The same is true of crunches. Abdominal crunches are spinal flexion and, since we flex our spines many times during the day (when we get out of bed, when we tie our shoes, etc.), we should learn how to flex correctly. Spinal flexion can put a great deal of pressure on the abdominal wall and pelvic floor, but if you are using all the points mentioned above for effective core activation, see what happens when you simply lift your head up off the floor. You can progress to roll downs . Maybe it will never be right for you to do a regular crunch, but at least you will learn how to do daily movements with minimal pressure on the abdominal wall and pelvic floor.

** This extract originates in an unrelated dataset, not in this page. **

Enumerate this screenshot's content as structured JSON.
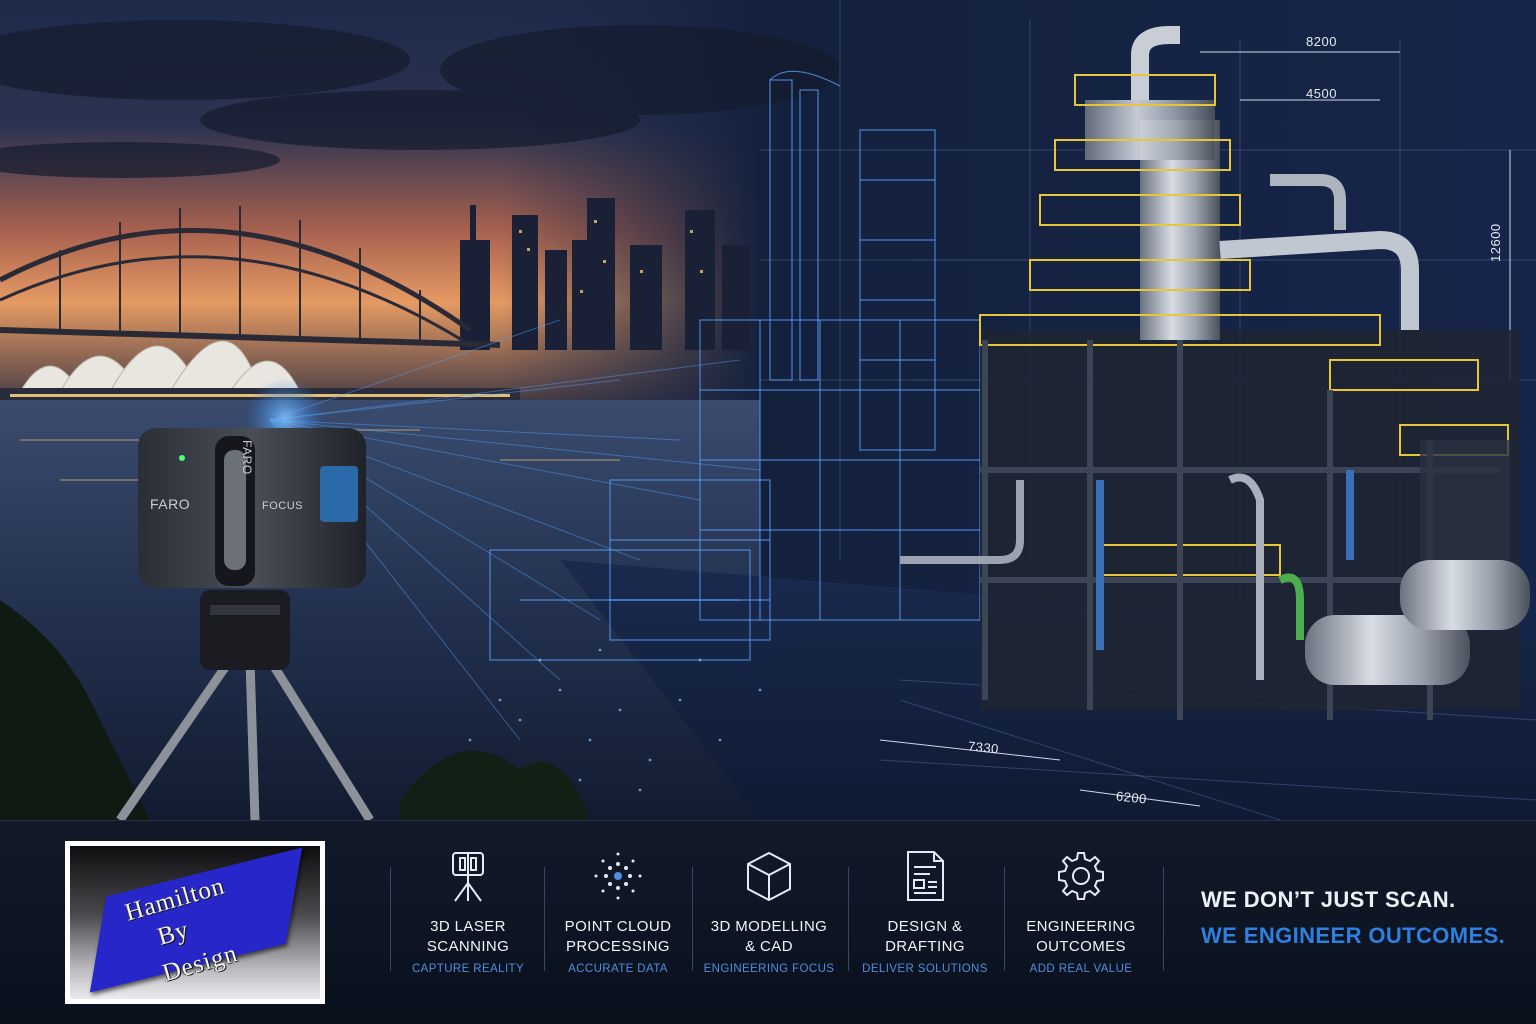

Some countries (mainly in Europe) fund screening for every woman in the first 12 weeks after giving birth to check the abdominal wall and pelvic floor. If possible, everyone after giving birth should see a physical therapist who specializes in abdominal and pelvic floor health. Many people return to the fitness program that they did pre-pregnancy, which could be too challenging (and possibly damaging), especially if they are not activating the whole abdominal wall and pelvic floor. If people can get their abdominal wall and pelvic floor functional in the first year after giving birth, it can be of great benefit in later life.

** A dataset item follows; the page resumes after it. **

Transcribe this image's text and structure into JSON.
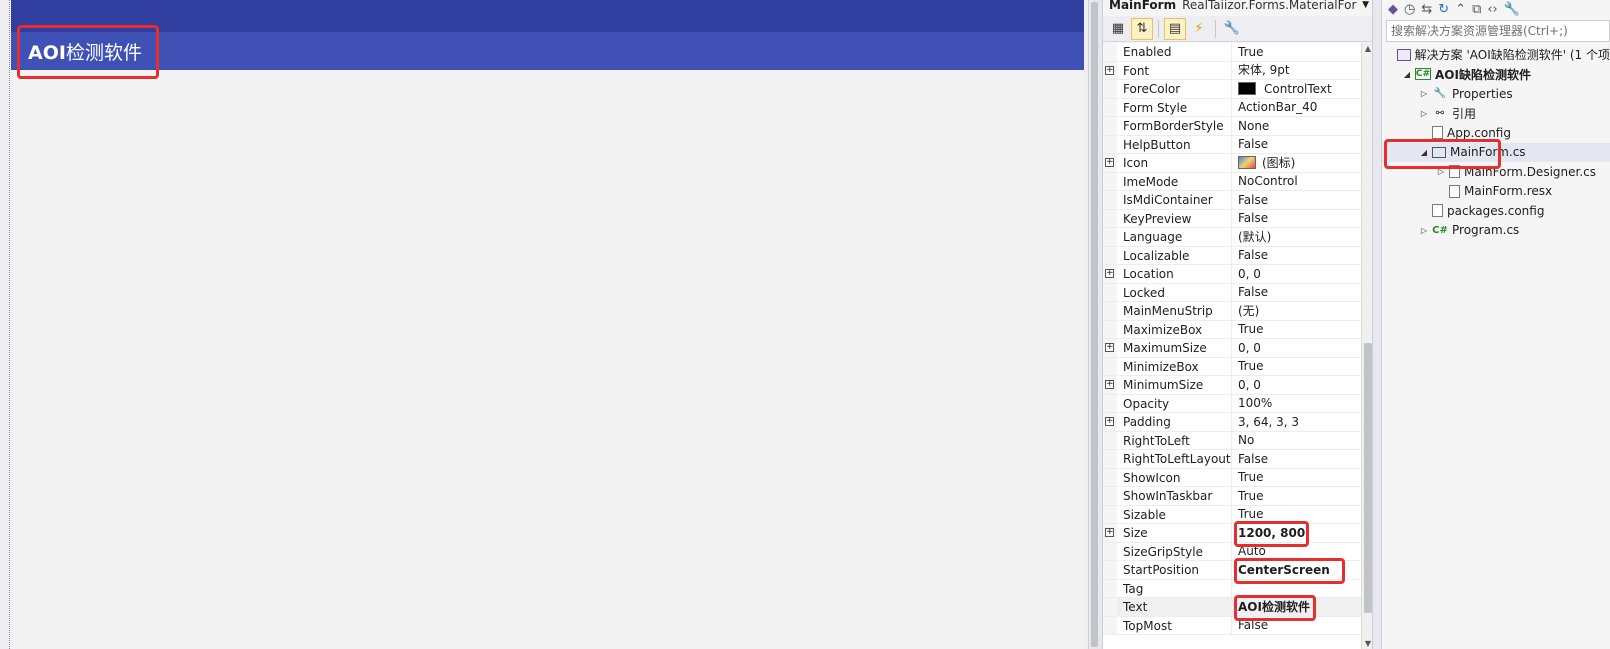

Many people turn to free videos on YouTube for exercises to heal their DR. Unfortunately, these videos don’t guide a person through all the steps necessary for progressive strength training, which is essential for healing. Daily movement patterns are as important as exercises for healing and function of the pelvic floor and abdominal wall. For more information on healing DR, check out this free guide.

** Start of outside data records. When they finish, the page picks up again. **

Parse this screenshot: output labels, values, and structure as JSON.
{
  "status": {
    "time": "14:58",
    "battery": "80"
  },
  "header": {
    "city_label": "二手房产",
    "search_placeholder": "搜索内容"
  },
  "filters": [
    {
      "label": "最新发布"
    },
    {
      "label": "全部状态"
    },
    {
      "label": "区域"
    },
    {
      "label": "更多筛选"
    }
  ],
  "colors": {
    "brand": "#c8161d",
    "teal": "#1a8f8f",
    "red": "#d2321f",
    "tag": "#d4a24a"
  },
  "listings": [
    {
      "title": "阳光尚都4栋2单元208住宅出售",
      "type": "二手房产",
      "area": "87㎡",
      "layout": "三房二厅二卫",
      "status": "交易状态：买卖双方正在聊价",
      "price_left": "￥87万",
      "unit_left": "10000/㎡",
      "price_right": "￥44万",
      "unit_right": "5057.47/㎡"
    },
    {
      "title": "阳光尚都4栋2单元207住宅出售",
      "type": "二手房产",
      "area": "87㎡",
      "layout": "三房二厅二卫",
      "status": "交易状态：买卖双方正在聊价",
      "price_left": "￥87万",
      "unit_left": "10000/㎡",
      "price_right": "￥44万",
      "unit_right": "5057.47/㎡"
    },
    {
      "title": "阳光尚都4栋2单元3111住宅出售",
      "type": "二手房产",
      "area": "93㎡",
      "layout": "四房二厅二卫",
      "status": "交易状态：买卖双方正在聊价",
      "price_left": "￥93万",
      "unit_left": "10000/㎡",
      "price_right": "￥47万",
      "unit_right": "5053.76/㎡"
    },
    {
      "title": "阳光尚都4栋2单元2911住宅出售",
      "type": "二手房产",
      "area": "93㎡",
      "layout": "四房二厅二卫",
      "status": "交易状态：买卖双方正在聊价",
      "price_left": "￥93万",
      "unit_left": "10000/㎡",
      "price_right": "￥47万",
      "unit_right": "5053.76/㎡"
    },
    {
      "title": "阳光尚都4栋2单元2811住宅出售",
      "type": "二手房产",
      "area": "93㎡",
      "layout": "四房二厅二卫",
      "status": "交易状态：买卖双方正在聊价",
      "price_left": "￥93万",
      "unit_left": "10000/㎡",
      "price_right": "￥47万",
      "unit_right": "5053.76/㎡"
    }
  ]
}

It’s never too late to start healing a diastasis, whether you gave birth months, years or decades ago.
About Rachelle Oseran
Rachelle Oseran, BA, LCCE, FACCE, CD(DONA), ACE, has been actively teaching childbirth classes since she was certified in 1984 and is a Lamaze-accredited childbirth educator trainer. She also teaches Mindfulness Based Childbirth and Parenting. She is a fitness professional certified by ACE (the American Council on Exercise) and, for the past 36 years, has been teaching pre/postnatal fitness, helping women and men heal from diastasis recti and has lectured and given professional workshops on the subject in the US, Europe and Asia. She combined her extensive fitness experience with her certifications as a Yoga and Pilates instructor to create the online course, IMPROVING CORE FUNCTION, a systematic, effective and affordable program for healing diastasis recti. She is passionate about helping people heal their diastasis recti and gaining confidence in their bodies so they can return to the activities that they love.
She lives in Jerusalem, Israel, with her husband. They have 3 sons, 3 daughters-in-law and 4 grandchildren (so far).
Follow Rachelle on Facebook, Facebook group for healing DR, Instagram, and YouTube.
Author photo credit: Dani Sarusi Photography